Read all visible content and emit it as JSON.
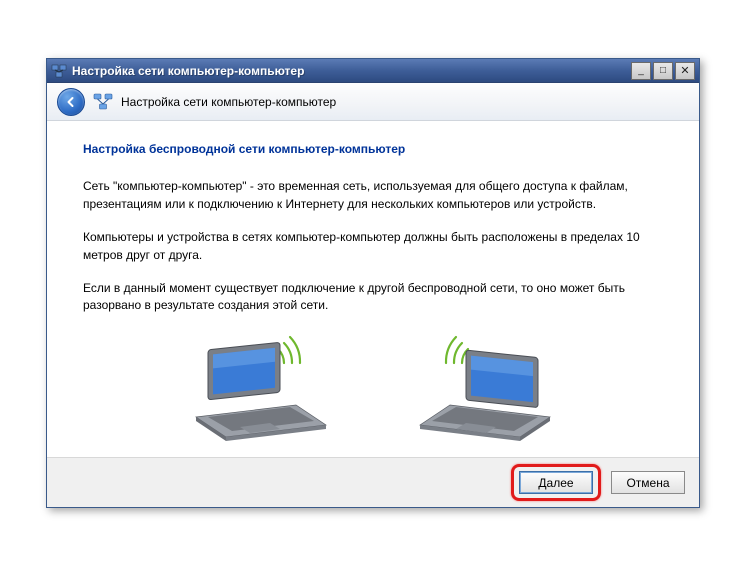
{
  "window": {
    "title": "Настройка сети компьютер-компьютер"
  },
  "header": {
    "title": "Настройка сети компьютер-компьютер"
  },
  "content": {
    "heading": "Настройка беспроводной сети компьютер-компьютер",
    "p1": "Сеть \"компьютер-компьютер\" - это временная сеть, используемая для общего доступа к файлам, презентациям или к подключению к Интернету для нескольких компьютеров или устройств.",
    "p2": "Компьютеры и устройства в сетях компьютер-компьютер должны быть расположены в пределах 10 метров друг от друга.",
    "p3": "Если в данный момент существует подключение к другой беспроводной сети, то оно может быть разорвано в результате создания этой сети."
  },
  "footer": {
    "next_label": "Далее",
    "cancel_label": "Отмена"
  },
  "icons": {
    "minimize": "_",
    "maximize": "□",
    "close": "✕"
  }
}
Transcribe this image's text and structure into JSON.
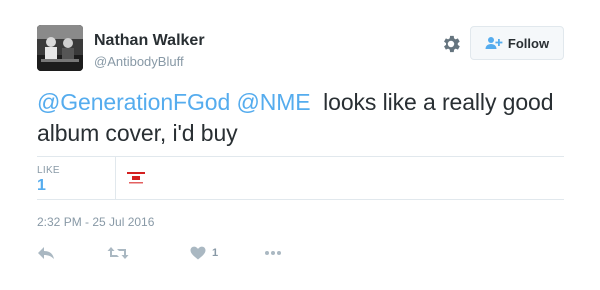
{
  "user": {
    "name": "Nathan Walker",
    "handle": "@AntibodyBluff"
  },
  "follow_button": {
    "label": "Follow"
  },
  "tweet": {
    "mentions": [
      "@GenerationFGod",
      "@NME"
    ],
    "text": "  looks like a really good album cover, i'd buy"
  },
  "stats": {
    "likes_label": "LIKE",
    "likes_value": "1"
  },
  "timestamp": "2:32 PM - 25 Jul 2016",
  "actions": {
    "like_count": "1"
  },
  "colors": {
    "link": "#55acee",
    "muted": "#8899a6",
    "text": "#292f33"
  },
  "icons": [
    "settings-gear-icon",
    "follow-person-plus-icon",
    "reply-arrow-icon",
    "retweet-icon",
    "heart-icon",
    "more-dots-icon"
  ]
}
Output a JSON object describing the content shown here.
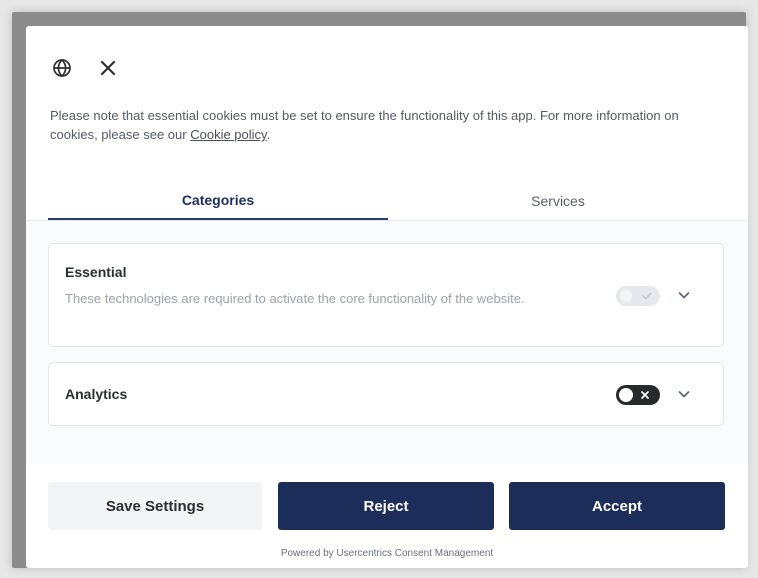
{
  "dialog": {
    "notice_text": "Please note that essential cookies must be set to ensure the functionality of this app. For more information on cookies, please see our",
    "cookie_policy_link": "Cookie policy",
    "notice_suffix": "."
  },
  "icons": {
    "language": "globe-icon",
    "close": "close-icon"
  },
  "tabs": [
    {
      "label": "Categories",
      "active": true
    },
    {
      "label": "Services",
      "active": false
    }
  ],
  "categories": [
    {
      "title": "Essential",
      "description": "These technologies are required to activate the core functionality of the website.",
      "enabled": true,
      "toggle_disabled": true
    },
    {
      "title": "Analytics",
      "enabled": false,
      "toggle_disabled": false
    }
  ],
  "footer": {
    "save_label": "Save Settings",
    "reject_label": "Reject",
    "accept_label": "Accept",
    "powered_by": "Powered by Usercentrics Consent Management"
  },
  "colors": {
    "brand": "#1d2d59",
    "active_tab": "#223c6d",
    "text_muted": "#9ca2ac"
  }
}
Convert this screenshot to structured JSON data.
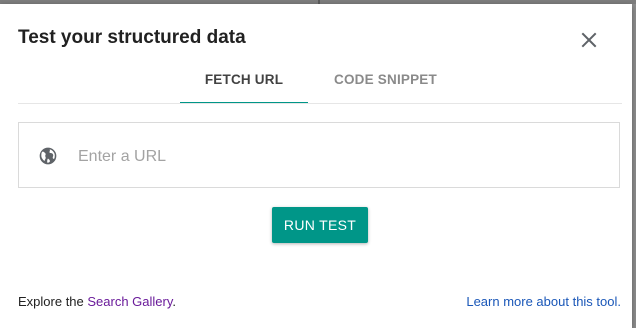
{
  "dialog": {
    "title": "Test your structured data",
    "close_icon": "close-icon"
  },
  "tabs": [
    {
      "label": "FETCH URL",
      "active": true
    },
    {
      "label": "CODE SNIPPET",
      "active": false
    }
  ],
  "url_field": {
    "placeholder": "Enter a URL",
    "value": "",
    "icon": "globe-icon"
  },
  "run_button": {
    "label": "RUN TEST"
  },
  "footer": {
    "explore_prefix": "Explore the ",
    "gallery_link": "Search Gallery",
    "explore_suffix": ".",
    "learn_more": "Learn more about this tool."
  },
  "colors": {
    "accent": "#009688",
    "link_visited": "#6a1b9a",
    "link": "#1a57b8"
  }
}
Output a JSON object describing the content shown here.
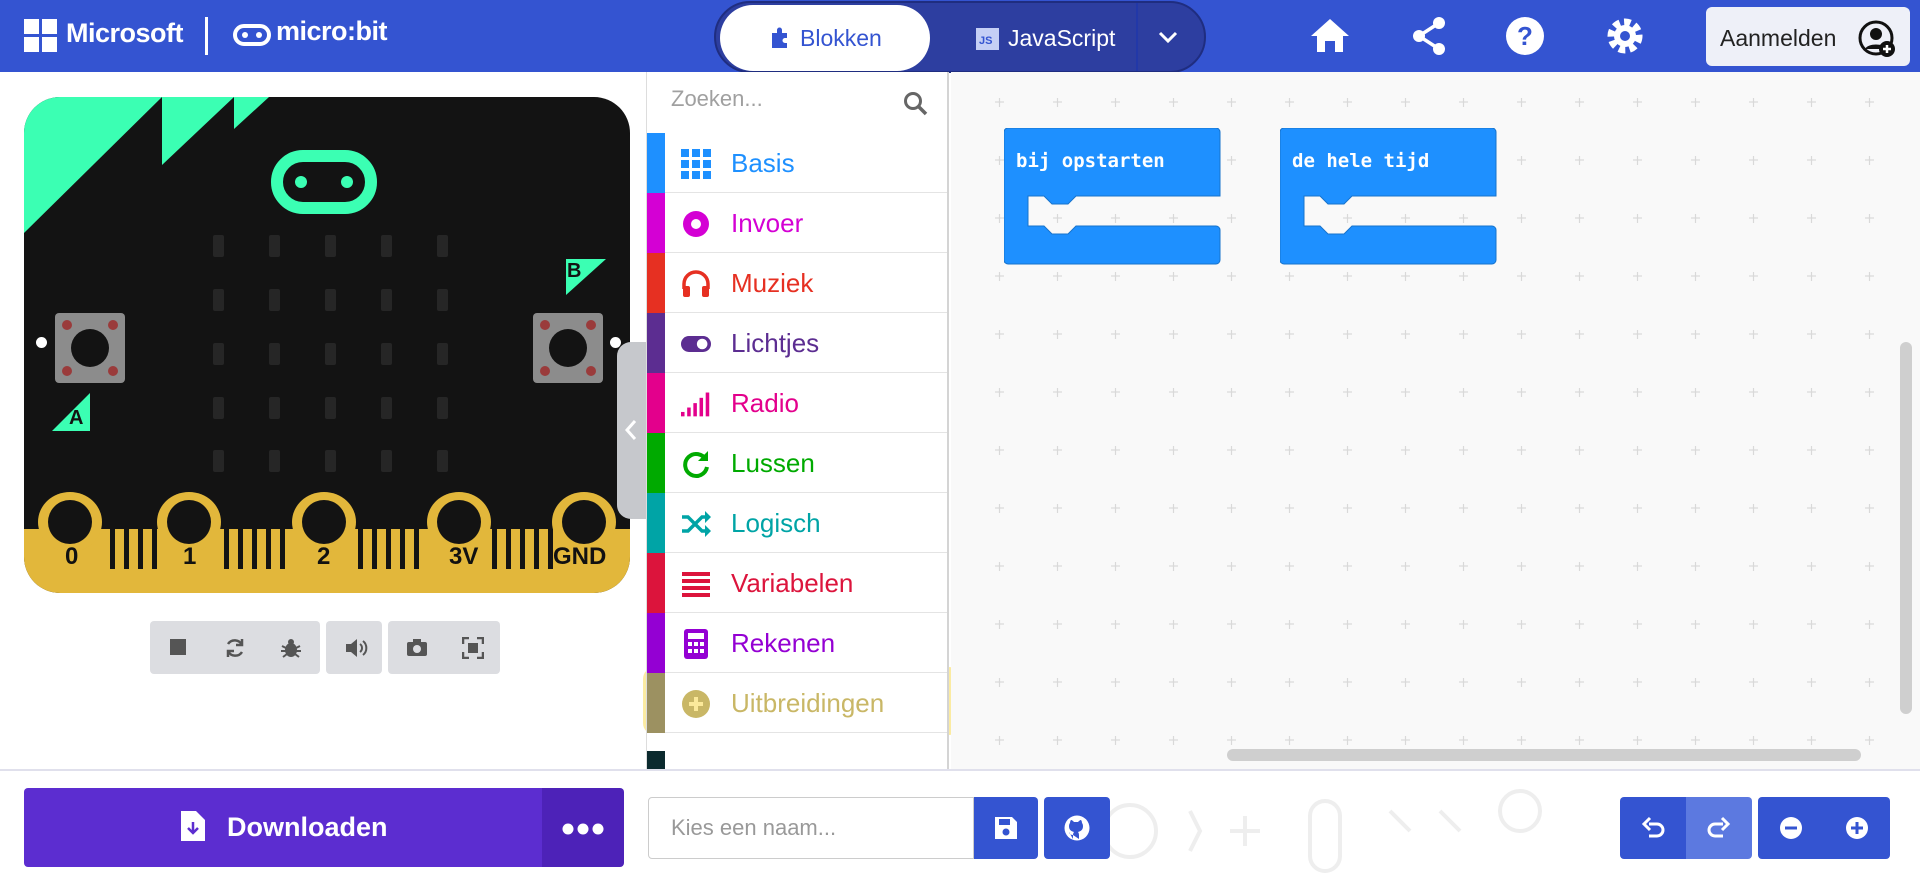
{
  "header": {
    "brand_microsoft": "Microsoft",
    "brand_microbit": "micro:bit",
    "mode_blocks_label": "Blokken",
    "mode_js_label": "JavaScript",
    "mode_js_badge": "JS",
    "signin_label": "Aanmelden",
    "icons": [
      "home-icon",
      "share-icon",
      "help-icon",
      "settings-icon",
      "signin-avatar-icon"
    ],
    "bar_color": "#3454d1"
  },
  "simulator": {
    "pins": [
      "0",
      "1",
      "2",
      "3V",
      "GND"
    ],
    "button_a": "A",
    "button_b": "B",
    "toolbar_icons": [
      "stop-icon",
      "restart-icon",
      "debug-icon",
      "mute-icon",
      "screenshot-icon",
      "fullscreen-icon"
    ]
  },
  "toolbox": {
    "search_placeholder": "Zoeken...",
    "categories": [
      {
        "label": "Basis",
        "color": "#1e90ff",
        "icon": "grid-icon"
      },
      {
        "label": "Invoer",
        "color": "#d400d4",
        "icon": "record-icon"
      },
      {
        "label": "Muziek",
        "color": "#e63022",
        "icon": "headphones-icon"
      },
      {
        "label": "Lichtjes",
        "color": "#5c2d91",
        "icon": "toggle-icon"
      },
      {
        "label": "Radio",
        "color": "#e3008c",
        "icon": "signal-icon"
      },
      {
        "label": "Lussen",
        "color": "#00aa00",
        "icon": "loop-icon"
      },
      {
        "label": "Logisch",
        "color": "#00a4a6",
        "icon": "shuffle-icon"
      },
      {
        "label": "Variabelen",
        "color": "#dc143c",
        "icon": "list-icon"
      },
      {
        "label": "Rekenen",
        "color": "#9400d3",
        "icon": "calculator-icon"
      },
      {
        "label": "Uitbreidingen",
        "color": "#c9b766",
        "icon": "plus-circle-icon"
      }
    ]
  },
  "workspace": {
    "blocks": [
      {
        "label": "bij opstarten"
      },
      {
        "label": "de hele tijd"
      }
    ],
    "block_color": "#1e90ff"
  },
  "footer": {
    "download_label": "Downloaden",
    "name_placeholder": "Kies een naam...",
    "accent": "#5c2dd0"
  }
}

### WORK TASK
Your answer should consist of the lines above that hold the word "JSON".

### FINISHED EXERCISE
Read all visible content and emit it as JSON.
Transcribe this image's text and structure into JSON.
Output a JSON object describing the content shown here.
Convert this screenshot to structured JSON data.
Output a JSON object describing the content shown here.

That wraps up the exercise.